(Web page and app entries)
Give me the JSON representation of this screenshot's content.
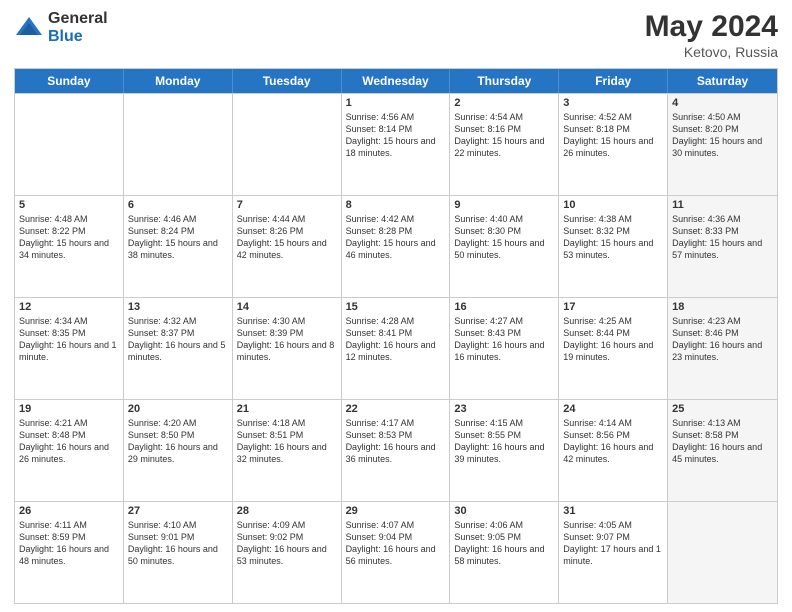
{
  "header": {
    "logo_general": "General",
    "logo_blue": "Blue",
    "title": "May 2024",
    "location": "Ketovo, Russia"
  },
  "days_of_week": [
    "Sunday",
    "Monday",
    "Tuesday",
    "Wednesday",
    "Thursday",
    "Friday",
    "Saturday"
  ],
  "weeks": [
    [
      {
        "num": "",
        "sunrise": "",
        "sunset": "",
        "daylight": "",
        "shaded": false
      },
      {
        "num": "",
        "sunrise": "",
        "sunset": "",
        "daylight": "",
        "shaded": false
      },
      {
        "num": "",
        "sunrise": "",
        "sunset": "",
        "daylight": "",
        "shaded": false
      },
      {
        "num": "1",
        "sunrise": "Sunrise: 4:56 AM",
        "sunset": "Sunset: 8:14 PM",
        "daylight": "Daylight: 15 hours and 18 minutes.",
        "shaded": false
      },
      {
        "num": "2",
        "sunrise": "Sunrise: 4:54 AM",
        "sunset": "Sunset: 8:16 PM",
        "daylight": "Daylight: 15 hours and 22 minutes.",
        "shaded": false
      },
      {
        "num": "3",
        "sunrise": "Sunrise: 4:52 AM",
        "sunset": "Sunset: 8:18 PM",
        "daylight": "Daylight: 15 hours and 26 minutes.",
        "shaded": false
      },
      {
        "num": "4",
        "sunrise": "Sunrise: 4:50 AM",
        "sunset": "Sunset: 8:20 PM",
        "daylight": "Daylight: 15 hours and 30 minutes.",
        "shaded": true
      }
    ],
    [
      {
        "num": "5",
        "sunrise": "Sunrise: 4:48 AM",
        "sunset": "Sunset: 8:22 PM",
        "daylight": "Daylight: 15 hours and 34 minutes.",
        "shaded": false
      },
      {
        "num": "6",
        "sunrise": "Sunrise: 4:46 AM",
        "sunset": "Sunset: 8:24 PM",
        "daylight": "Daylight: 15 hours and 38 minutes.",
        "shaded": false
      },
      {
        "num": "7",
        "sunrise": "Sunrise: 4:44 AM",
        "sunset": "Sunset: 8:26 PM",
        "daylight": "Daylight: 15 hours and 42 minutes.",
        "shaded": false
      },
      {
        "num": "8",
        "sunrise": "Sunrise: 4:42 AM",
        "sunset": "Sunset: 8:28 PM",
        "daylight": "Daylight: 15 hours and 46 minutes.",
        "shaded": false
      },
      {
        "num": "9",
        "sunrise": "Sunrise: 4:40 AM",
        "sunset": "Sunset: 8:30 PM",
        "daylight": "Daylight: 15 hours and 50 minutes.",
        "shaded": false
      },
      {
        "num": "10",
        "sunrise": "Sunrise: 4:38 AM",
        "sunset": "Sunset: 8:32 PM",
        "daylight": "Daylight: 15 hours and 53 minutes.",
        "shaded": false
      },
      {
        "num": "11",
        "sunrise": "Sunrise: 4:36 AM",
        "sunset": "Sunset: 8:33 PM",
        "daylight": "Daylight: 15 hours and 57 minutes.",
        "shaded": true
      }
    ],
    [
      {
        "num": "12",
        "sunrise": "Sunrise: 4:34 AM",
        "sunset": "Sunset: 8:35 PM",
        "daylight": "Daylight: 16 hours and 1 minute.",
        "shaded": false
      },
      {
        "num": "13",
        "sunrise": "Sunrise: 4:32 AM",
        "sunset": "Sunset: 8:37 PM",
        "daylight": "Daylight: 16 hours and 5 minutes.",
        "shaded": false
      },
      {
        "num": "14",
        "sunrise": "Sunrise: 4:30 AM",
        "sunset": "Sunset: 8:39 PM",
        "daylight": "Daylight: 16 hours and 8 minutes.",
        "shaded": false
      },
      {
        "num": "15",
        "sunrise": "Sunrise: 4:28 AM",
        "sunset": "Sunset: 8:41 PM",
        "daylight": "Daylight: 16 hours and 12 minutes.",
        "shaded": false
      },
      {
        "num": "16",
        "sunrise": "Sunrise: 4:27 AM",
        "sunset": "Sunset: 8:43 PM",
        "daylight": "Daylight: 16 hours and 16 minutes.",
        "shaded": false
      },
      {
        "num": "17",
        "sunrise": "Sunrise: 4:25 AM",
        "sunset": "Sunset: 8:44 PM",
        "daylight": "Daylight: 16 hours and 19 minutes.",
        "shaded": false
      },
      {
        "num": "18",
        "sunrise": "Sunrise: 4:23 AM",
        "sunset": "Sunset: 8:46 PM",
        "daylight": "Daylight: 16 hours and 23 minutes.",
        "shaded": true
      }
    ],
    [
      {
        "num": "19",
        "sunrise": "Sunrise: 4:21 AM",
        "sunset": "Sunset: 8:48 PM",
        "daylight": "Daylight: 16 hours and 26 minutes.",
        "shaded": false
      },
      {
        "num": "20",
        "sunrise": "Sunrise: 4:20 AM",
        "sunset": "Sunset: 8:50 PM",
        "daylight": "Daylight: 16 hours and 29 minutes.",
        "shaded": false
      },
      {
        "num": "21",
        "sunrise": "Sunrise: 4:18 AM",
        "sunset": "Sunset: 8:51 PM",
        "daylight": "Daylight: 16 hours and 32 minutes.",
        "shaded": false
      },
      {
        "num": "22",
        "sunrise": "Sunrise: 4:17 AM",
        "sunset": "Sunset: 8:53 PM",
        "daylight": "Daylight: 16 hours and 36 minutes.",
        "shaded": false
      },
      {
        "num": "23",
        "sunrise": "Sunrise: 4:15 AM",
        "sunset": "Sunset: 8:55 PM",
        "daylight": "Daylight: 16 hours and 39 minutes.",
        "shaded": false
      },
      {
        "num": "24",
        "sunrise": "Sunrise: 4:14 AM",
        "sunset": "Sunset: 8:56 PM",
        "daylight": "Daylight: 16 hours and 42 minutes.",
        "shaded": false
      },
      {
        "num": "25",
        "sunrise": "Sunrise: 4:13 AM",
        "sunset": "Sunset: 8:58 PM",
        "daylight": "Daylight: 16 hours and 45 minutes.",
        "shaded": true
      }
    ],
    [
      {
        "num": "26",
        "sunrise": "Sunrise: 4:11 AM",
        "sunset": "Sunset: 8:59 PM",
        "daylight": "Daylight: 16 hours and 48 minutes.",
        "shaded": false
      },
      {
        "num": "27",
        "sunrise": "Sunrise: 4:10 AM",
        "sunset": "Sunset: 9:01 PM",
        "daylight": "Daylight: 16 hours and 50 minutes.",
        "shaded": false
      },
      {
        "num": "28",
        "sunrise": "Sunrise: 4:09 AM",
        "sunset": "Sunset: 9:02 PM",
        "daylight": "Daylight: 16 hours and 53 minutes.",
        "shaded": false
      },
      {
        "num": "29",
        "sunrise": "Sunrise: 4:07 AM",
        "sunset": "Sunset: 9:04 PM",
        "daylight": "Daylight: 16 hours and 56 minutes.",
        "shaded": false
      },
      {
        "num": "30",
        "sunrise": "Sunrise: 4:06 AM",
        "sunset": "Sunset: 9:05 PM",
        "daylight": "Daylight: 16 hours and 58 minutes.",
        "shaded": false
      },
      {
        "num": "31",
        "sunrise": "Sunrise: 4:05 AM",
        "sunset": "Sunset: 9:07 PM",
        "daylight": "Daylight: 17 hours and 1 minute.",
        "shaded": false
      },
      {
        "num": "",
        "sunrise": "",
        "sunset": "",
        "daylight": "",
        "shaded": true
      }
    ]
  ]
}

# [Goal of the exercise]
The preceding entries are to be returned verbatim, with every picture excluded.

# [Response]
Give me the JSON representation of this screenshot's content.
{
  "header": {
    "logo_general": "General",
    "logo_blue": "Blue",
    "title": "May 2024",
    "location": "Ketovo, Russia"
  },
  "days_of_week": [
    "Sunday",
    "Monday",
    "Tuesday",
    "Wednesday",
    "Thursday",
    "Friday",
    "Saturday"
  ],
  "weeks": [
    [
      {
        "num": "",
        "sunrise": "",
        "sunset": "",
        "daylight": "",
        "shaded": false
      },
      {
        "num": "",
        "sunrise": "",
        "sunset": "",
        "daylight": "",
        "shaded": false
      },
      {
        "num": "",
        "sunrise": "",
        "sunset": "",
        "daylight": "",
        "shaded": false
      },
      {
        "num": "1",
        "sunrise": "Sunrise: 4:56 AM",
        "sunset": "Sunset: 8:14 PM",
        "daylight": "Daylight: 15 hours and 18 minutes.",
        "shaded": false
      },
      {
        "num": "2",
        "sunrise": "Sunrise: 4:54 AM",
        "sunset": "Sunset: 8:16 PM",
        "daylight": "Daylight: 15 hours and 22 minutes.",
        "shaded": false
      },
      {
        "num": "3",
        "sunrise": "Sunrise: 4:52 AM",
        "sunset": "Sunset: 8:18 PM",
        "daylight": "Daylight: 15 hours and 26 minutes.",
        "shaded": false
      },
      {
        "num": "4",
        "sunrise": "Sunrise: 4:50 AM",
        "sunset": "Sunset: 8:20 PM",
        "daylight": "Daylight: 15 hours and 30 minutes.",
        "shaded": true
      }
    ],
    [
      {
        "num": "5",
        "sunrise": "Sunrise: 4:48 AM",
        "sunset": "Sunset: 8:22 PM",
        "daylight": "Daylight: 15 hours and 34 minutes.",
        "shaded": false
      },
      {
        "num": "6",
        "sunrise": "Sunrise: 4:46 AM",
        "sunset": "Sunset: 8:24 PM",
        "daylight": "Daylight: 15 hours and 38 minutes.",
        "shaded": false
      },
      {
        "num": "7",
        "sunrise": "Sunrise: 4:44 AM",
        "sunset": "Sunset: 8:26 PM",
        "daylight": "Daylight: 15 hours and 42 minutes.",
        "shaded": false
      },
      {
        "num": "8",
        "sunrise": "Sunrise: 4:42 AM",
        "sunset": "Sunset: 8:28 PM",
        "daylight": "Daylight: 15 hours and 46 minutes.",
        "shaded": false
      },
      {
        "num": "9",
        "sunrise": "Sunrise: 4:40 AM",
        "sunset": "Sunset: 8:30 PM",
        "daylight": "Daylight: 15 hours and 50 minutes.",
        "shaded": false
      },
      {
        "num": "10",
        "sunrise": "Sunrise: 4:38 AM",
        "sunset": "Sunset: 8:32 PM",
        "daylight": "Daylight: 15 hours and 53 minutes.",
        "shaded": false
      },
      {
        "num": "11",
        "sunrise": "Sunrise: 4:36 AM",
        "sunset": "Sunset: 8:33 PM",
        "daylight": "Daylight: 15 hours and 57 minutes.",
        "shaded": true
      }
    ],
    [
      {
        "num": "12",
        "sunrise": "Sunrise: 4:34 AM",
        "sunset": "Sunset: 8:35 PM",
        "daylight": "Daylight: 16 hours and 1 minute.",
        "shaded": false
      },
      {
        "num": "13",
        "sunrise": "Sunrise: 4:32 AM",
        "sunset": "Sunset: 8:37 PM",
        "daylight": "Daylight: 16 hours and 5 minutes.",
        "shaded": false
      },
      {
        "num": "14",
        "sunrise": "Sunrise: 4:30 AM",
        "sunset": "Sunset: 8:39 PM",
        "daylight": "Daylight: 16 hours and 8 minutes.",
        "shaded": false
      },
      {
        "num": "15",
        "sunrise": "Sunrise: 4:28 AM",
        "sunset": "Sunset: 8:41 PM",
        "daylight": "Daylight: 16 hours and 12 minutes.",
        "shaded": false
      },
      {
        "num": "16",
        "sunrise": "Sunrise: 4:27 AM",
        "sunset": "Sunset: 8:43 PM",
        "daylight": "Daylight: 16 hours and 16 minutes.",
        "shaded": false
      },
      {
        "num": "17",
        "sunrise": "Sunrise: 4:25 AM",
        "sunset": "Sunset: 8:44 PM",
        "daylight": "Daylight: 16 hours and 19 minutes.",
        "shaded": false
      },
      {
        "num": "18",
        "sunrise": "Sunrise: 4:23 AM",
        "sunset": "Sunset: 8:46 PM",
        "daylight": "Daylight: 16 hours and 23 minutes.",
        "shaded": true
      }
    ],
    [
      {
        "num": "19",
        "sunrise": "Sunrise: 4:21 AM",
        "sunset": "Sunset: 8:48 PM",
        "daylight": "Daylight: 16 hours and 26 minutes.",
        "shaded": false
      },
      {
        "num": "20",
        "sunrise": "Sunrise: 4:20 AM",
        "sunset": "Sunset: 8:50 PM",
        "daylight": "Daylight: 16 hours and 29 minutes.",
        "shaded": false
      },
      {
        "num": "21",
        "sunrise": "Sunrise: 4:18 AM",
        "sunset": "Sunset: 8:51 PM",
        "daylight": "Daylight: 16 hours and 32 minutes.",
        "shaded": false
      },
      {
        "num": "22",
        "sunrise": "Sunrise: 4:17 AM",
        "sunset": "Sunset: 8:53 PM",
        "daylight": "Daylight: 16 hours and 36 minutes.",
        "shaded": false
      },
      {
        "num": "23",
        "sunrise": "Sunrise: 4:15 AM",
        "sunset": "Sunset: 8:55 PM",
        "daylight": "Daylight: 16 hours and 39 minutes.",
        "shaded": false
      },
      {
        "num": "24",
        "sunrise": "Sunrise: 4:14 AM",
        "sunset": "Sunset: 8:56 PM",
        "daylight": "Daylight: 16 hours and 42 minutes.",
        "shaded": false
      },
      {
        "num": "25",
        "sunrise": "Sunrise: 4:13 AM",
        "sunset": "Sunset: 8:58 PM",
        "daylight": "Daylight: 16 hours and 45 minutes.",
        "shaded": true
      }
    ],
    [
      {
        "num": "26",
        "sunrise": "Sunrise: 4:11 AM",
        "sunset": "Sunset: 8:59 PM",
        "daylight": "Daylight: 16 hours and 48 minutes.",
        "shaded": false
      },
      {
        "num": "27",
        "sunrise": "Sunrise: 4:10 AM",
        "sunset": "Sunset: 9:01 PM",
        "daylight": "Daylight: 16 hours and 50 minutes.",
        "shaded": false
      },
      {
        "num": "28",
        "sunrise": "Sunrise: 4:09 AM",
        "sunset": "Sunset: 9:02 PM",
        "daylight": "Daylight: 16 hours and 53 minutes.",
        "shaded": false
      },
      {
        "num": "29",
        "sunrise": "Sunrise: 4:07 AM",
        "sunset": "Sunset: 9:04 PM",
        "daylight": "Daylight: 16 hours and 56 minutes.",
        "shaded": false
      },
      {
        "num": "30",
        "sunrise": "Sunrise: 4:06 AM",
        "sunset": "Sunset: 9:05 PM",
        "daylight": "Daylight: 16 hours and 58 minutes.",
        "shaded": false
      },
      {
        "num": "31",
        "sunrise": "Sunrise: 4:05 AM",
        "sunset": "Sunset: 9:07 PM",
        "daylight": "Daylight: 17 hours and 1 minute.",
        "shaded": false
      },
      {
        "num": "",
        "sunrise": "",
        "sunset": "",
        "daylight": "",
        "shaded": true
      }
    ]
  ]
}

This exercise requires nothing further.